This release comes with a DTS-HD MA 2.0 mix. I know it says there is a 5.1 option here, but that's not the case. Must have been a typo on the box. I just wish there was a 5.1 option to fully immerse you in the horror of the demon tree lady. The stereo mix is still powerful enough, providing great sound effects that are forceful and robust.
Ambient noises sound layered and great as well, however, it would've been nice to hear certain noises creep from the rear speakers. The score is haunting and loud with perfect crescendos in the right places that never drowns out any other sound. The dialogue is crystal clear and easy to follow as well, with zero instances of any pops, cracks, hiss, or high shrills, leaving this audio presentation with solid marks.
I know it looks like a ton of extras, but the bulk of these extras are just interviews with the cast and crew. Some are new and some are vintage.
A Happy Coincidence (HD, 22 Mins.) - Here is an interview with Dwier Brown, who plays Phil. This new interview talks about making this movie with William Friedkin, working on 'Field of Dreams', and doing the whole horror genre. Fun interview.
From Strasberg to the Guardian (HD, 10 Mins.) - This is an interview with Gary Swanson who plays Gary in the film. Gary discusses his excitement to work with Friedkin, wanting to have a bigger role in the production, and his work on 'Vice Squad'.
A Mother's Journey (HD, 12 Mins.) - Another interview here. This time with actress Natlalija Nogulich who plays Molly in the film. Again, she talks about her love of working with Friedkin, working on 'Star Trek', and being cast without auditioning for the film.
Scoring 'The Guardian' (HD, 7 Mins.) - Composer and Wang Chung frontman Jack Hues talks about scoring the movie, which was a far move from his pop music at the time.
Tree Woman: The Effects of 'The Guardian' (HD. 13 Mins.) - Makeup effects master Matthew Mungle talks about working with Friedkin, who he was a little bit nervous to work with, given his prior reputation. Mungle has 228 films under his belt as makeup effects artist, and this was one of his first big projects. Excellent interview.
Return to the Genre (HD, 18 Mins.) - Finally, we have William Friedkin discussing the film, however, this is not a new interview. Friedkin discusses working on the film, his influences and what movies he wanted to tackle in his future.
The Nanny (HD, 14 Mins.) - Actress Jenny Seagrove is interviewed here. She played Camilla and Diana in the film and talks about what the shoot and production was like as well as her career. This is also a vintage interview.
Don't Go Into The Woods (HD, 21 Mins.) - Writer Stephen Volk gives a detailed interview on his screenplay, working with Friedkin, seeing his words come to life, and his career. Also, a vintage interview.

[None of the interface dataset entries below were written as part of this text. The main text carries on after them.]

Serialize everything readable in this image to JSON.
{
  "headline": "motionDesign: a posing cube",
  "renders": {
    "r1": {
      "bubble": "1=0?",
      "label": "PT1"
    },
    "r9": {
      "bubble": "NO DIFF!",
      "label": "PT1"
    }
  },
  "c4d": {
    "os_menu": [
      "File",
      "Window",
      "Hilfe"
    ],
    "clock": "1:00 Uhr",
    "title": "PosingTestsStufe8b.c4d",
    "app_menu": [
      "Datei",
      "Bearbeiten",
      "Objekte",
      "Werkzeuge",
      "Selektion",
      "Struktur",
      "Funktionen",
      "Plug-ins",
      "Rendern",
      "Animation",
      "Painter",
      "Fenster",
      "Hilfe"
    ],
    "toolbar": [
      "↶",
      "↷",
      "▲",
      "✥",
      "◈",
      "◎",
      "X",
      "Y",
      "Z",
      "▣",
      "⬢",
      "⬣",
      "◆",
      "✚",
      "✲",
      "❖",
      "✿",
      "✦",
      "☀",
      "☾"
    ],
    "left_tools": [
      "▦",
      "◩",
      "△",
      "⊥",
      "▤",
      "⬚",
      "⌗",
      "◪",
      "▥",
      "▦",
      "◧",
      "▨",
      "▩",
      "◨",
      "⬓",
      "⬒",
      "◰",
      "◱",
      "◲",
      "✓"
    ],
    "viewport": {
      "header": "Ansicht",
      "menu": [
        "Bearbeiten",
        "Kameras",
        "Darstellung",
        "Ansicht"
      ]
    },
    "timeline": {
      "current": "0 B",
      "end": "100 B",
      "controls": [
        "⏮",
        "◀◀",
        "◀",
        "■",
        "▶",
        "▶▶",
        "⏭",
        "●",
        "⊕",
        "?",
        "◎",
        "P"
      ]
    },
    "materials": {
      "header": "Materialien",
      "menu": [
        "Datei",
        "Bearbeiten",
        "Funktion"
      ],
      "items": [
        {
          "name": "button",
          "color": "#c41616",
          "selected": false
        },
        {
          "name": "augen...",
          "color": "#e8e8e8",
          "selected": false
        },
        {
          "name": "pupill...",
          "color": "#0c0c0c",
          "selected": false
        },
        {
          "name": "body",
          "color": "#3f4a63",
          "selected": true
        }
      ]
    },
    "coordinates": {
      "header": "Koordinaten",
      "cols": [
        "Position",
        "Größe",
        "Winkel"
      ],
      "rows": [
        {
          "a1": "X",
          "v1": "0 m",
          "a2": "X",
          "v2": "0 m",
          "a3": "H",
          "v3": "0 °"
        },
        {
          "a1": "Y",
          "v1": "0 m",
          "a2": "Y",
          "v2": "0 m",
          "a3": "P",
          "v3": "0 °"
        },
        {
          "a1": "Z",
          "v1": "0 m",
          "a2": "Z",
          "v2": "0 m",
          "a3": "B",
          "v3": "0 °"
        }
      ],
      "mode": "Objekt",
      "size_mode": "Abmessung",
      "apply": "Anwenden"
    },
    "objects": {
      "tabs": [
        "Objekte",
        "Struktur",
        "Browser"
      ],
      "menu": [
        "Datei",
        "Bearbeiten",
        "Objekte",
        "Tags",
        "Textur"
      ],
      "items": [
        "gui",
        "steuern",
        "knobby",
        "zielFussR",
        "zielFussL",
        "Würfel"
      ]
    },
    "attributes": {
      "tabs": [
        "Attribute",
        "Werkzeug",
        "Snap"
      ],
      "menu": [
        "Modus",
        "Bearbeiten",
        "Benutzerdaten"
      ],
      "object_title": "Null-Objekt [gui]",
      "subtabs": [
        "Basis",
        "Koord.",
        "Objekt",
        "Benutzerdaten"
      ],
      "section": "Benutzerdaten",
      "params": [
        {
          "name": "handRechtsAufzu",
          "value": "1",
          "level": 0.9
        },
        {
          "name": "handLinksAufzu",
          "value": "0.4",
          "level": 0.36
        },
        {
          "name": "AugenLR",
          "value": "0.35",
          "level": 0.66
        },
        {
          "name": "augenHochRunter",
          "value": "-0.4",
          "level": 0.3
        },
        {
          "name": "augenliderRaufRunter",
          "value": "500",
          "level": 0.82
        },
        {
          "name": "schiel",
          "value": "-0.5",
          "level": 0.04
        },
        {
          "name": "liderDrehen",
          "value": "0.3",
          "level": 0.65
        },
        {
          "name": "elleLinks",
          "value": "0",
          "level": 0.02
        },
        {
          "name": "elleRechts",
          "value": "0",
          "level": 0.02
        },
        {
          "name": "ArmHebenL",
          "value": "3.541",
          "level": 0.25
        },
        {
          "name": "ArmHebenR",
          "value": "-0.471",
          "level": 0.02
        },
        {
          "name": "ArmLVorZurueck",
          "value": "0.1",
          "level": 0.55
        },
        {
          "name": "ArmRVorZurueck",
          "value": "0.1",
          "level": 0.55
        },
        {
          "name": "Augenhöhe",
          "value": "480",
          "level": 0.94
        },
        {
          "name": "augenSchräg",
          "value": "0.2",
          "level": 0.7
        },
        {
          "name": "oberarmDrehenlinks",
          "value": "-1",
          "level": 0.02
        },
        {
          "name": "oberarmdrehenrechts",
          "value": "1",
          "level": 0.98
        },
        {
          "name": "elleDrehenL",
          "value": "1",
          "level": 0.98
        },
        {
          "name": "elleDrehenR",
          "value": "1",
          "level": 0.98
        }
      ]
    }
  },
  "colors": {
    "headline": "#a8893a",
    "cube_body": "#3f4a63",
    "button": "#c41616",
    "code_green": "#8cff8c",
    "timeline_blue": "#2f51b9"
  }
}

Still Gallery (HD, 2 Mins.) - A small collection of behind the scenes photos, promo art, and make up tests in slide show form.
Theatrical Trailer (HD, 2 Mins.) - Original trailer for the film.
'The Guardian' has aged like a fine wine, although the film itself still has many problems with the story and fluidity. But, you have to admit that Friedkin gave us a no-holds barred horror film and didn't hold back for censors or a PG-13 rating like so many people do today. And with that aspect, I salute the film. I just wish it was better in the story realm, because the practical effects, direction, and performances are all good. The video and audio presentations here are also well done, and the extras are all worth watching, even if it is just a bunch of interviews. This 1990 cult film is Recommended!